WHAT THE TASK REQUIRES – Each line that contains the word "JSON" is to be copied from the records below.

Data about app and page elements
======
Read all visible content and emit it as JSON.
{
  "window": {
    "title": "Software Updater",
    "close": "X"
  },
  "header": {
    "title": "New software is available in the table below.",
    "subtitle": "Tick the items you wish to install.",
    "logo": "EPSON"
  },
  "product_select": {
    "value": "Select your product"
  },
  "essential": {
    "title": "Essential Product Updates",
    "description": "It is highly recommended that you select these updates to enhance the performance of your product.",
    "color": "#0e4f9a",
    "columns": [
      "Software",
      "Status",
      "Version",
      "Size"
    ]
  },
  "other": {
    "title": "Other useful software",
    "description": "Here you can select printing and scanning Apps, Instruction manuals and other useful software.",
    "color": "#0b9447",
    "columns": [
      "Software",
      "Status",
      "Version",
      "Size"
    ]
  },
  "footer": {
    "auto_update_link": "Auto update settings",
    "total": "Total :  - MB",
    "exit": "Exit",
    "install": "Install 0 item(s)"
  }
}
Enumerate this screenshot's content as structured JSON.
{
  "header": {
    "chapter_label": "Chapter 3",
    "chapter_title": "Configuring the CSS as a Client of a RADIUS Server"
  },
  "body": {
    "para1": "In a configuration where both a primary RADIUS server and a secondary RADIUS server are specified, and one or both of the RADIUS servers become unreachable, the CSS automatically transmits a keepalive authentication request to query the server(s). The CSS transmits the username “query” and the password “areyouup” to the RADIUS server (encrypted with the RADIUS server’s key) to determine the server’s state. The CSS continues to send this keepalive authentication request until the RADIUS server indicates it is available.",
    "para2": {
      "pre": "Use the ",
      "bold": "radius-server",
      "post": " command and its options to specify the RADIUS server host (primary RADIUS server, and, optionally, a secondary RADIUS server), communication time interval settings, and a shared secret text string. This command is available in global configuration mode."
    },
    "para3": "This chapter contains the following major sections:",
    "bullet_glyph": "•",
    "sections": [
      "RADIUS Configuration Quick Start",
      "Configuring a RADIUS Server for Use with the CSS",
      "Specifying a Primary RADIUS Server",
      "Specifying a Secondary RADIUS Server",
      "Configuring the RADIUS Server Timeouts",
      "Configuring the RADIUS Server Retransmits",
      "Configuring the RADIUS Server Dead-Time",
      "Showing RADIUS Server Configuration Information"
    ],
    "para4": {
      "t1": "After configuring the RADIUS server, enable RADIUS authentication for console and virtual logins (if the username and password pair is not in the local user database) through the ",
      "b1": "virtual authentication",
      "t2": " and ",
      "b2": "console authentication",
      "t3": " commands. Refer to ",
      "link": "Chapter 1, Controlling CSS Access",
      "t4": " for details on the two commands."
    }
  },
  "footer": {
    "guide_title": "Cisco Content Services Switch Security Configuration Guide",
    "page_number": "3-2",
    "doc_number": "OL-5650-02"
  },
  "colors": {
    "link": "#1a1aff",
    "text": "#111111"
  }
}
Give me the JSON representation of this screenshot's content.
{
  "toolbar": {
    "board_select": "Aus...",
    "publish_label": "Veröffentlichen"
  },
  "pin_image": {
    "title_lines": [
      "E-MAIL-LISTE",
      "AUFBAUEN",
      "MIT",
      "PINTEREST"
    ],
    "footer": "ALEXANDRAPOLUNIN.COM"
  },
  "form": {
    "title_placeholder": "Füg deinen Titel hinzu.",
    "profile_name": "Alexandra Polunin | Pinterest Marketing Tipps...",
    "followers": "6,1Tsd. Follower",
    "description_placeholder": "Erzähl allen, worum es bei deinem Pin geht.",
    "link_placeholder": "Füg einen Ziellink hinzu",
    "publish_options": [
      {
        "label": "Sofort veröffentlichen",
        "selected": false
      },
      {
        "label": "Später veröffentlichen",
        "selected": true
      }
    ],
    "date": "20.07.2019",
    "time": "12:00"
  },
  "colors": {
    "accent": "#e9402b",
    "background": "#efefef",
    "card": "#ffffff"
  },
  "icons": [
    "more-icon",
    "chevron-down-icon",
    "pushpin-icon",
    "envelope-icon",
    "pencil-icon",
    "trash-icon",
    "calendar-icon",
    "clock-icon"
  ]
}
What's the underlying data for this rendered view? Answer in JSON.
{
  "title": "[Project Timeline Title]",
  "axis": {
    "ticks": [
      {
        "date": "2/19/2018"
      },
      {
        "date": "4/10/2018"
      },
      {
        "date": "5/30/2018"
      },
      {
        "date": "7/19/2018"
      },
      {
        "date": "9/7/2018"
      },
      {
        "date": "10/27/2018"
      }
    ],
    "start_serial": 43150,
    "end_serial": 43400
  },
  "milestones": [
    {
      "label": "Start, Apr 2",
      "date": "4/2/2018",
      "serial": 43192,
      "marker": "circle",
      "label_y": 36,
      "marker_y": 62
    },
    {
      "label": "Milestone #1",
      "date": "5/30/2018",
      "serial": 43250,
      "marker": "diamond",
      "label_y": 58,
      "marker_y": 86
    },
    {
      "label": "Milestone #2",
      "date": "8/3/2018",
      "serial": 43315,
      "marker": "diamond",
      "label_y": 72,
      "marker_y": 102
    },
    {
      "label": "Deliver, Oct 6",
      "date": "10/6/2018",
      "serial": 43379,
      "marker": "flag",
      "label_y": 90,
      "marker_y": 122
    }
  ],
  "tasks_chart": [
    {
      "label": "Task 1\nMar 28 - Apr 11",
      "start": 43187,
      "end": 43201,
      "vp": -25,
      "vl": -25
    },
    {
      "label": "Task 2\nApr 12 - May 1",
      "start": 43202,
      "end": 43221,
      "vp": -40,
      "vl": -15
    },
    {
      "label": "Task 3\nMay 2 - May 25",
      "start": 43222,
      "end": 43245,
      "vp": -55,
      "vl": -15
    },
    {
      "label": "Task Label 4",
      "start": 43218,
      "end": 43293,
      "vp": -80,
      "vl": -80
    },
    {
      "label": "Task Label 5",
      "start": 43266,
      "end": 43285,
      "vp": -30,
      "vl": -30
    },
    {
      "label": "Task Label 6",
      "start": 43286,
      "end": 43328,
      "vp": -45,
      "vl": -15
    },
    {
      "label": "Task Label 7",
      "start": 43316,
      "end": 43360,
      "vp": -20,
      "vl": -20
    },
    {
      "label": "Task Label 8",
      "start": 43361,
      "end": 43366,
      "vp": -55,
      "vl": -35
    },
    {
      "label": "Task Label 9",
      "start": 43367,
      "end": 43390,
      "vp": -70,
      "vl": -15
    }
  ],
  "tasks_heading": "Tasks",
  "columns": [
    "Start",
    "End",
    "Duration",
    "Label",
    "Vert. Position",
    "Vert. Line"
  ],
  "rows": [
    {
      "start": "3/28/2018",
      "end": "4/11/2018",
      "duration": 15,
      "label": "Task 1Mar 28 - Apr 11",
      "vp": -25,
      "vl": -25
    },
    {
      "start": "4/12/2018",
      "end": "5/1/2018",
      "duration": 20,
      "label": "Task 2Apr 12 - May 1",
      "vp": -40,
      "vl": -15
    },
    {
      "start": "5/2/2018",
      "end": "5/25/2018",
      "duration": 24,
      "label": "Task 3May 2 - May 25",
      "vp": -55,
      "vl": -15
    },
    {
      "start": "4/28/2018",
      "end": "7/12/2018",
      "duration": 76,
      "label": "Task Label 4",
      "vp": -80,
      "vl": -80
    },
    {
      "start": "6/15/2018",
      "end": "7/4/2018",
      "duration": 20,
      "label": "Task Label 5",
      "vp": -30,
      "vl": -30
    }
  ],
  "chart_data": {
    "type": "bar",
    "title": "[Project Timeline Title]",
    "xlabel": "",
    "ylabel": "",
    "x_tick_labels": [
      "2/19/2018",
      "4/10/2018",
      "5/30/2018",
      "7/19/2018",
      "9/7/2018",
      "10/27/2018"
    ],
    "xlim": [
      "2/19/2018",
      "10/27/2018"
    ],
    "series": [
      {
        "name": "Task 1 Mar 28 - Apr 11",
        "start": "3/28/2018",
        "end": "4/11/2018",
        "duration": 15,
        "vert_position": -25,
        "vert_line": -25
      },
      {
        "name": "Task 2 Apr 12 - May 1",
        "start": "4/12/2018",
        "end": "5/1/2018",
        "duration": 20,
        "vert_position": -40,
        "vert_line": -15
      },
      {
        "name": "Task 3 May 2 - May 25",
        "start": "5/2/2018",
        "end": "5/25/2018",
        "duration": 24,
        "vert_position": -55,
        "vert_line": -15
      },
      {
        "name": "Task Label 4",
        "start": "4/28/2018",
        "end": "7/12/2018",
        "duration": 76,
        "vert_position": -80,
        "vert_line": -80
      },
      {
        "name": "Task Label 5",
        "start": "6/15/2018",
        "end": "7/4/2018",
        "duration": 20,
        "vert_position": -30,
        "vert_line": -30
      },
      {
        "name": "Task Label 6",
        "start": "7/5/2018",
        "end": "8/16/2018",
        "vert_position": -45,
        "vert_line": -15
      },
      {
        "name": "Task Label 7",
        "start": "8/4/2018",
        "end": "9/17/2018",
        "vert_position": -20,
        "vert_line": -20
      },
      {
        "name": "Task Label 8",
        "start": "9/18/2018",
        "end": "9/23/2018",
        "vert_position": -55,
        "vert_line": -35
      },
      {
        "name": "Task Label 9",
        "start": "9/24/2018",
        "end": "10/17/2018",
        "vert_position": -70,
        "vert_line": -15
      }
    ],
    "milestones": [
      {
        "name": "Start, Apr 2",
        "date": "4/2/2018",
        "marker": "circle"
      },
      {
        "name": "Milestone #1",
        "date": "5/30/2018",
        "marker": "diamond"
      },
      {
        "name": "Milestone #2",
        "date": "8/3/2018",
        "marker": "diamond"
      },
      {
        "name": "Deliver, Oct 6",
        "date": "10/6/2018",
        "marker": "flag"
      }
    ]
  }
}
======
ANSWER –
Read all visible content and emit it as JSON.
Enumerate this screenshot's content as structured JSON.
Give me the JSON representation of this screenshot's content.
What's the underlying data for this rendered view? Answer in JSON.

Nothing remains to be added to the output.